Cherry dropped her bike on the first day, which the instructors are OK about (except for the final skills test) but she didn't come back. I was dreading the "box test" of the skills test, where you do 2 u-turns within a 20'x40' space. In the 25 or so times I practiced it, every time I put a foot down, or crossed over multiple lines, I just didn't have it down. I was hoping I wouldn't get so many penalties that I would fail... but when the final test came up, I flat-out nailed it. In fact, the only penalty I got was for holding the throttle steady in a turn instead of increasing it.
Although it is fun, it is a long grueling session. Bring lots of water and snacks. I was so exhausted after the first day I pretty much showered and fell into bed. Same for the second day, but I was bouyed up by passing the course to earn my M1 license. I got the certificate a week later, took it to DMV, and I'm waiting for the permanant license to arrive in the mail. I still haven't ridden at night, or on a freeway, or carried a passenger, the three things I couldn't do with my permit, but I am really glad I took the course, because now I approach basic competence. It occurs to me that the current period is probably when I am the most dangerous - now I think I can ride, but my skills need more time to develop.
I had been riding in a simple canvas jacket, but I bought myself a Tourmaster Transition II jacket with elbow, shoulder, and back armour. I took out the liner, and it is still adequate for the coldest SoCal weather. It has an incredible venting system with (10) zippered/Velcro'd locations, so I expect it will still be comfortable in Summer Socal weather. My favorite feature is the key pocket on the left wrist - I store my Vectrix key in there, and a house key on the provided bungi. 100 other well thought out details like this make me very happy with my purchase. I even wear it on ebikes now, so I have the armor and venting I need.
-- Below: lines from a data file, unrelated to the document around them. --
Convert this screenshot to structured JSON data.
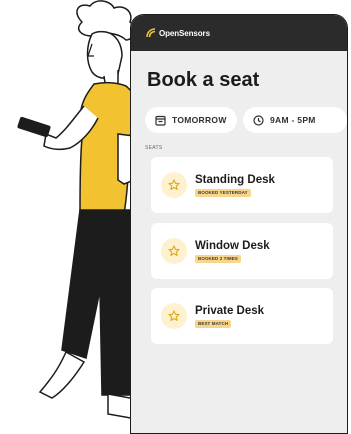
{
  "app": {
    "brand": "OpenSensors"
  },
  "page": {
    "title": "Book a seat"
  },
  "filters": {
    "date": "TOMORROW",
    "time": "9AM - 5PM"
  },
  "section": {
    "label": "SEATS"
  },
  "seats": [
    {
      "name": "Standing Desk",
      "badge": "BOOKED YESTERDAY"
    },
    {
      "name": "Window Desk",
      "badge": "BOOKED 2 TIMES"
    },
    {
      "name": "Private Desk",
      "badge": "BEST MATCH"
    }
  ],
  "colors": {
    "header_bg": "#2b2b2b",
    "screen_bg": "#eeeeee",
    "accent_yellow": "#f2c230",
    "badge_bg": "#f7d58a",
    "star_bg": "#fdf1cf",
    "pants": "#1c1c1c"
  },
  "icons": {
    "logo": "signal-arc-logo",
    "calendar": "calendar-icon",
    "clock": "clock-icon",
    "star": "star-icon"
  }
}
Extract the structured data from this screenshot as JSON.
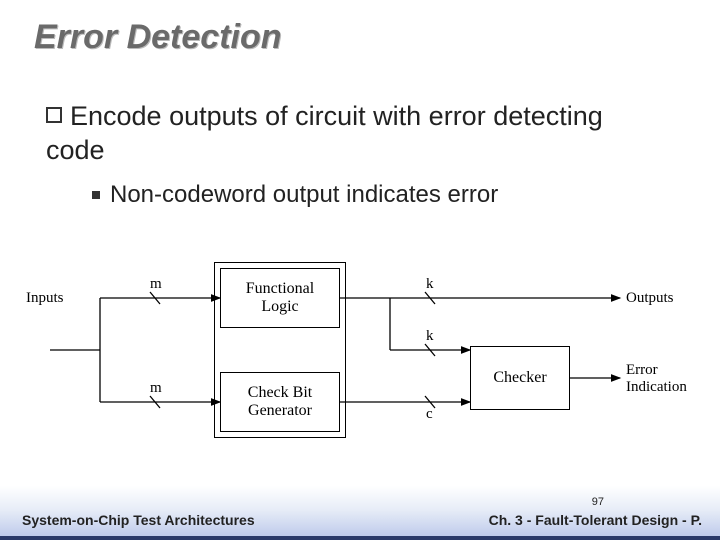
{
  "title": "Error Detection",
  "bullets": {
    "b1": "Encode outputs of circuit with error detecting code",
    "b2": "Non-codeword output indicates error"
  },
  "diagram": {
    "inputs_label": "Inputs",
    "m1": "m",
    "m2": "m",
    "func_logic": "Functional\nLogic",
    "check_gen": "Check Bit\nGenerator",
    "k1": "k",
    "k2": "k",
    "c": "c",
    "checker": "Checker",
    "outputs_label": "Outputs",
    "error_label": "Error\nIndication"
  },
  "footer": {
    "page": "97",
    "left": "System-on-Chip Test Architectures",
    "right": "Ch. 3 - Fault-Tolerant Design - P."
  }
}
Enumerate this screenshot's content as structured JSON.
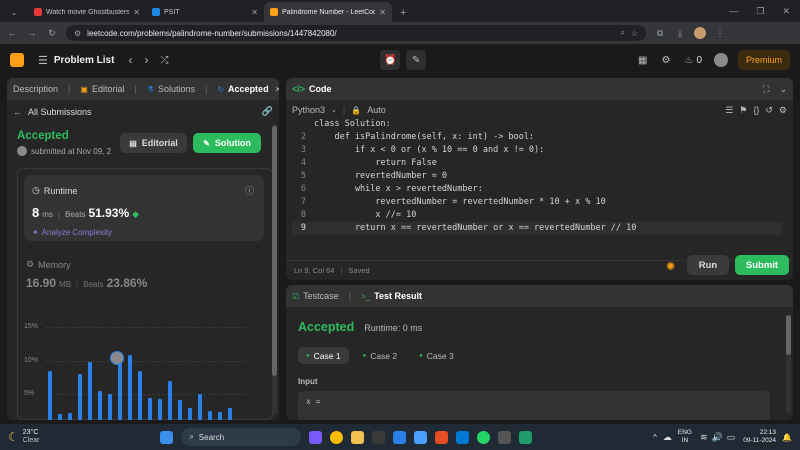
{
  "browser": {
    "tabs": [
      {
        "title": "Watch movie Ghostbusters: Fro",
        "color": "#e53935"
      },
      {
        "title": "PSIT",
        "color": "#1e88e5"
      },
      {
        "title": "Palindrome Number - LeetCode",
        "color": "#ffa116"
      }
    ],
    "url": "leetcode.com/problems/palindrome-number/submissions/1447842080/"
  },
  "header": {
    "problem_list": "Problem List",
    "streak": "0",
    "premium": "Premium"
  },
  "left": {
    "tabs": [
      "Description",
      "Editorial",
      "Solutions",
      "Accepted"
    ],
    "all_submissions": "All Submissions",
    "status": "Accepted",
    "submitted": "submitted at Nov 09, 2",
    "editorial_btn": "Editorial",
    "solution_btn": "Solution",
    "runtime": {
      "label": "Runtime",
      "value": "8",
      "unit": "ms",
      "beats_label": "Beats",
      "beats": "51.93%",
      "analyze": "Analyze Complexity"
    },
    "memory": {
      "label": "Memory",
      "value": "16.90",
      "unit": "MB",
      "beats_label": "Beats",
      "beats": "23.86%"
    },
    "chart_data": {
      "type": "bar",
      "yticks": [
        "15%",
        "10%",
        "5%"
      ],
      "ylim": [
        0,
        16
      ],
      "values": [
        7.5,
        1,
        1.2,
        7,
        8.8,
        4.5,
        4,
        9.6,
        9.8,
        7.5,
        3.5,
        3.3,
        6,
        3.2,
        2,
        4,
        1.5,
        1.4,
        2
      ]
    }
  },
  "code": {
    "title": "Code",
    "language": "Python3",
    "auto": "Auto",
    "lines": [
      "class Solution:",
      "    def isPalindrome(self, x: int) -> bool:",
      "        if x < 0 or (x % 10 == 0 and x != 0):",
      "            return False",
      "        revertedNumber = 0",
      "        while x > revertedNumber:",
      "            revertedNumber = revertedNumber * 10 + x % 10",
      "            x //= 10",
      "        return x == revertedNumber or x == revertedNumber // 10"
    ],
    "line_numbers": [
      "",
      "2",
      "3",
      "4",
      "5",
      "6",
      "7",
      "8",
      "9"
    ],
    "status": "Ln 9, Col 64",
    "saved": "Saved",
    "run": "Run",
    "submit": "Submit"
  },
  "result": {
    "tab_testcase": "Testcase",
    "tab_result": "Test Result",
    "status": "Accepted",
    "runtime": "Runtime: 0 ms",
    "cases": [
      "Case 1",
      "Case 2",
      "Case 3"
    ],
    "input_label": "Input",
    "input_var": "x ="
  },
  "taskbar": {
    "temp": "23°C",
    "weather": "Clear",
    "search": "Search",
    "lang1": "ENG",
    "lang2": "IN",
    "time": "22:13",
    "date": "09-11-2024"
  }
}
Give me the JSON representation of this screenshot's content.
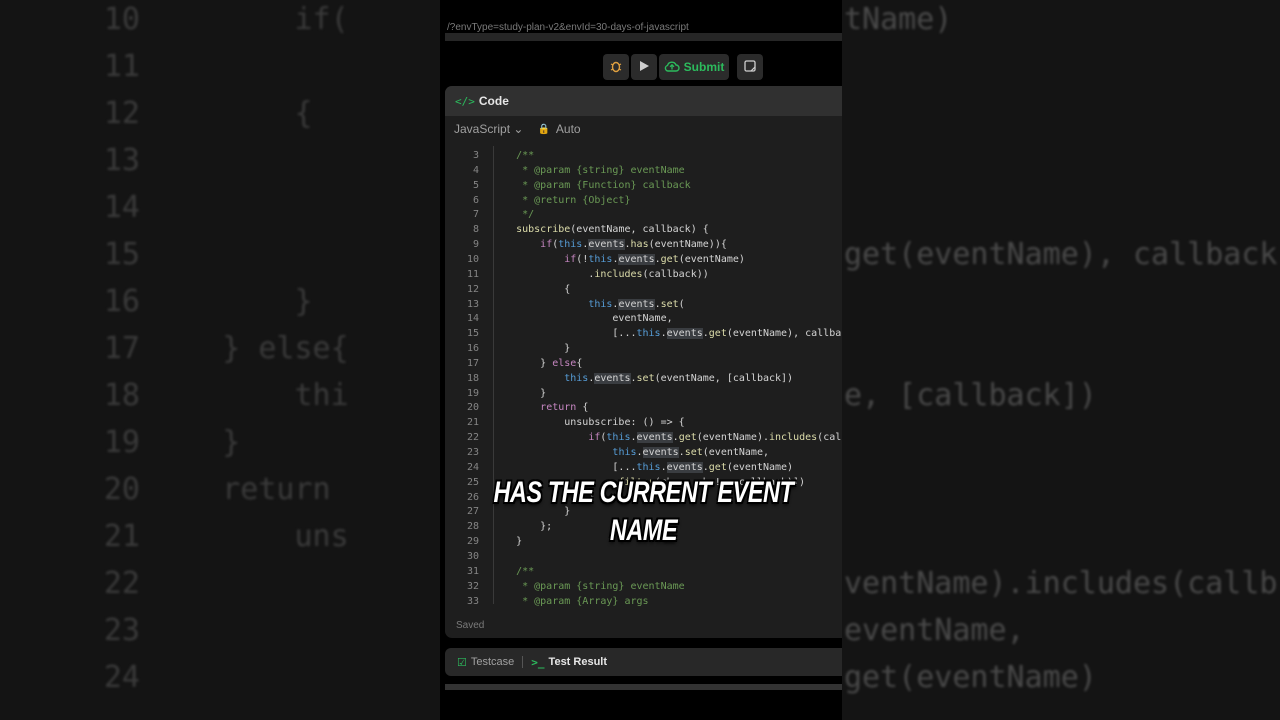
{
  "background": {
    "left_lines": [
      {
        "num": "10",
        "code": "        if("
      },
      {
        "num": "11",
        "code": ""
      },
      {
        "num": "12",
        "code": "        {"
      },
      {
        "num": "13",
        "code": ""
      },
      {
        "num": "14",
        "code": ""
      },
      {
        "num": "15",
        "code": ""
      },
      {
        "num": "16",
        "code": "        }"
      },
      {
        "num": "17",
        "code": "    } else{"
      },
      {
        "num": "18",
        "code": "        thi"
      },
      {
        "num": "19",
        "code": "    }"
      },
      {
        "num": "20",
        "code": "    return"
      },
      {
        "num": "21",
        "code": "        uns"
      },
      {
        "num": "22",
        "code": ""
      },
      {
        "num": "23",
        "code": ""
      },
      {
        "num": "24",
        "code": ""
      }
    ],
    "right_lines": [
      "tName)",
      "",
      "",
      "",
      "",
      "get(eventName), callback",
      "",
      "",
      "e, [callback])",
      "",
      "",
      "",
      "ventName).includes(callb",
      "eventName,",
      "get(eventName)"
    ]
  },
  "breadcrumb": "/?envType=study-plan-v2&envId=30-days-of-javascript",
  "toolbar": {
    "debug_icon": "bug-icon",
    "run_icon": "play-icon",
    "submit_label": "Submit",
    "submit_icon": "cloud-upload-icon",
    "note_icon": "note-icon"
  },
  "editor_panel": {
    "title": "Code",
    "language": "JavaScript",
    "mode": "Auto",
    "status": "Saved",
    "lines": [
      {
        "num": "3",
        "code": "    /**"
      },
      {
        "num": "4",
        "code": "     * @param {string} eventName"
      },
      {
        "num": "5",
        "code": "     * @param {Function} callback"
      },
      {
        "num": "6",
        "code": "     * @return {Object}"
      },
      {
        "num": "7",
        "code": "     */"
      },
      {
        "num": "8",
        "code": "    subscribe(eventName, callback) {"
      },
      {
        "num": "9",
        "code": "        if(this.events.has(eventName)){"
      },
      {
        "num": "10",
        "code": "            if(!this.events.get(eventName)"
      },
      {
        "num": "11",
        "code": "                .includes(callback))"
      },
      {
        "num": "12",
        "code": "            {"
      },
      {
        "num": "13",
        "code": "                this.events.set("
      },
      {
        "num": "14",
        "code": "                    eventName,"
      },
      {
        "num": "15",
        "code": "                    [...this.events.get(eventName), callback"
      },
      {
        "num": "16",
        "code": "            }"
      },
      {
        "num": "17",
        "code": "        } else{"
      },
      {
        "num": "18",
        "code": "            this.events.set(eventName, [callback])"
      },
      {
        "num": "19",
        "code": "        }"
      },
      {
        "num": "20",
        "code": "        return {"
      },
      {
        "num": "21",
        "code": "            unsubscribe: () => {"
      },
      {
        "num": "22",
        "code": "                if(this.events.get(eventName).includes(callb"
      },
      {
        "num": "23",
        "code": "                    this.events.set(eventName,"
      },
      {
        "num": "24",
        "code": "                    [...this.events.get(eventName)"
      },
      {
        "num": "25",
        "code": "                    .filter(cb => cb !== callback)])"
      },
      {
        "num": "26",
        "code": "                }"
      },
      {
        "num": "27",
        "code": "            }"
      },
      {
        "num": "28",
        "code": "        };"
      },
      {
        "num": "29",
        "code": "    }"
      },
      {
        "num": "30",
        "code": ""
      },
      {
        "num": "31",
        "code": "    /**"
      },
      {
        "num": "32",
        "code": "     * @param {string} eventName"
      },
      {
        "num": "33",
        "code": "     * @param {Array} args"
      }
    ]
  },
  "bottom_tabs": [
    {
      "label": "Testcase",
      "icon": "checkbox-icon"
    },
    {
      "label": "Test Result",
      "icon": "terminal-icon"
    }
  ],
  "caption": {
    "line1": "HAS THE CURRENT EVENT",
    "line2": "NAME"
  }
}
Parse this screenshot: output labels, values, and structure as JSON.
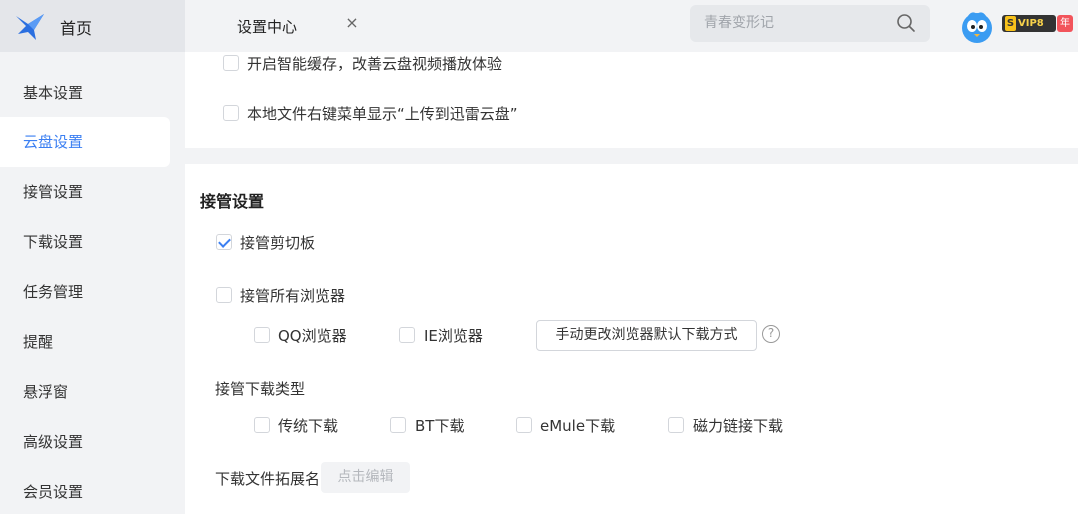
{
  "header": {
    "home_label": "首页",
    "tab_label": "设置中心",
    "tab_close": "×",
    "search_placeholder": "青春变形记",
    "vip_label": "VIP8",
    "vip_bolt": "S",
    "year_label": "年"
  },
  "sidebar": {
    "items": [
      {
        "label": "基本设置"
      },
      {
        "label": "云盘设置"
      },
      {
        "label": "接管设置"
      },
      {
        "label": "下载设置"
      },
      {
        "label": "任务管理"
      },
      {
        "label": "提醒"
      },
      {
        "label": "悬浮窗"
      },
      {
        "label": "高级设置"
      },
      {
        "label": "会员设置"
      }
    ],
    "active": "云盘设置"
  },
  "cloud": {
    "smart_cache": "开启智能缓存，改善云盘视频播放体验",
    "context_menu": "本地文件右键菜单显示“上传到迅雷云盘”"
  },
  "takeover": {
    "title": "接管设置",
    "clipboard": "接管剪切板",
    "all_browsers": "接管所有浏览器",
    "qq_browser": "QQ浏览器",
    "ie_browser": "IE浏览器",
    "change_default_button": "手动更改浏览器默认下载方式",
    "help": "?",
    "download_types_label": "接管下载类型",
    "type_traditional": "传统下载",
    "type_bt": "BT下载",
    "type_emule": "eMule下载",
    "type_magnet": "磁力链接下载",
    "ext_label": "下载文件拓展名",
    "ext_button": "点击编辑"
  },
  "colors": {
    "accent": "#3b7ff2",
    "vip_gold": "#f8d24b",
    "year_red": "#f2545b"
  }
}
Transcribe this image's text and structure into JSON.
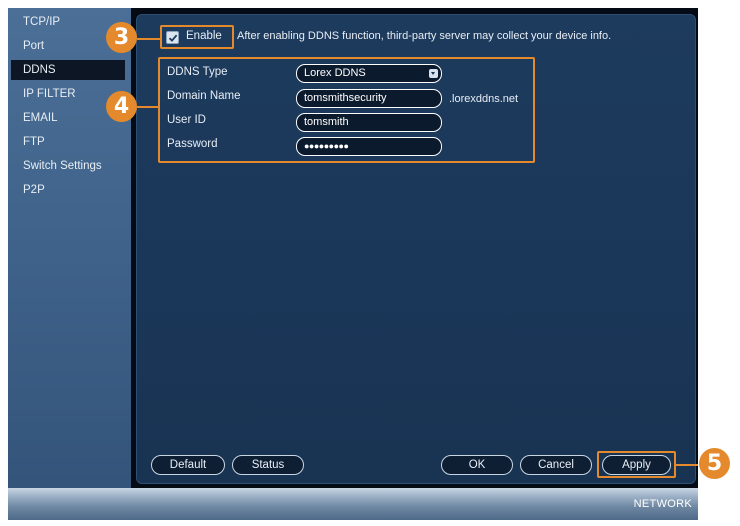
{
  "sidebar": {
    "items": [
      {
        "label": "TCP/IP"
      },
      {
        "label": "Port"
      },
      {
        "label": "DDNS"
      },
      {
        "label": "IP FILTER"
      },
      {
        "label": "EMAIL"
      },
      {
        "label": "FTP"
      },
      {
        "label": "Switch Settings"
      },
      {
        "label": "P2P"
      }
    ],
    "active_index": 2
  },
  "ddns": {
    "enable_checked": true,
    "enable_label": "Enable",
    "enable_note": "After enabling DDNS function, third-party server may collect your device info.",
    "fields": {
      "type_label": "DDNS Type",
      "type_value": "Lorex DDNS",
      "domain_label": "Domain Name",
      "domain_value": "tomsmithsecurity",
      "domain_suffix": ".lorexddns.net",
      "user_label": "User ID",
      "user_value": "tomsmith",
      "password_label": "Password",
      "password_value": "●●●●●●●●●"
    }
  },
  "buttons": {
    "default": "Default",
    "status": "Status",
    "ok": "OK",
    "cancel": "Cancel",
    "apply": "Apply"
  },
  "callouts": {
    "enable": "3",
    "fields": "4",
    "apply": "5"
  },
  "footer": {
    "section_label": "NETWORK"
  },
  "colors": {
    "callout": "#e48a2c",
    "panel": "#1a3658",
    "sidebar": "#43678e"
  }
}
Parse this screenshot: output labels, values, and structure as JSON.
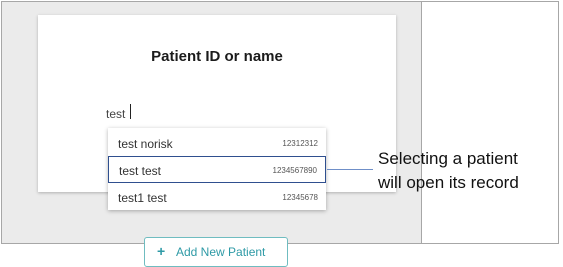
{
  "dialog": {
    "title": "Patient ID or name"
  },
  "search": {
    "value": "test"
  },
  "results": [
    {
      "name": "test norisk",
      "id": "12312312",
      "selected": false
    },
    {
      "name": "test test",
      "id": "1234567890",
      "selected": true
    },
    {
      "name": "test1 test",
      "id": "12345678",
      "selected": false
    }
  ],
  "add_button": {
    "icon": "plus-icon",
    "label": "Add New Patient"
  },
  "annotation": {
    "line1": "Selecting a patient",
    "line2": "will open its record"
  },
  "colors": {
    "background": "#ebebeb",
    "selected_border": "#2f4f8f",
    "accent": "#2e9aa6"
  }
}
I considered buying it in Wine color to match my bike, but I bought it in silver/black hoping that the "zebra stripe=danger" effect will make me more noticable on the road and hence safer. The silver matches my gray/white helmet nicely. My workmates said I look like tron with it on, but my wife first said I look like a power ranger, so I now refer to myself as the "Middle-Aged Morphing Power Ranger" when so attired: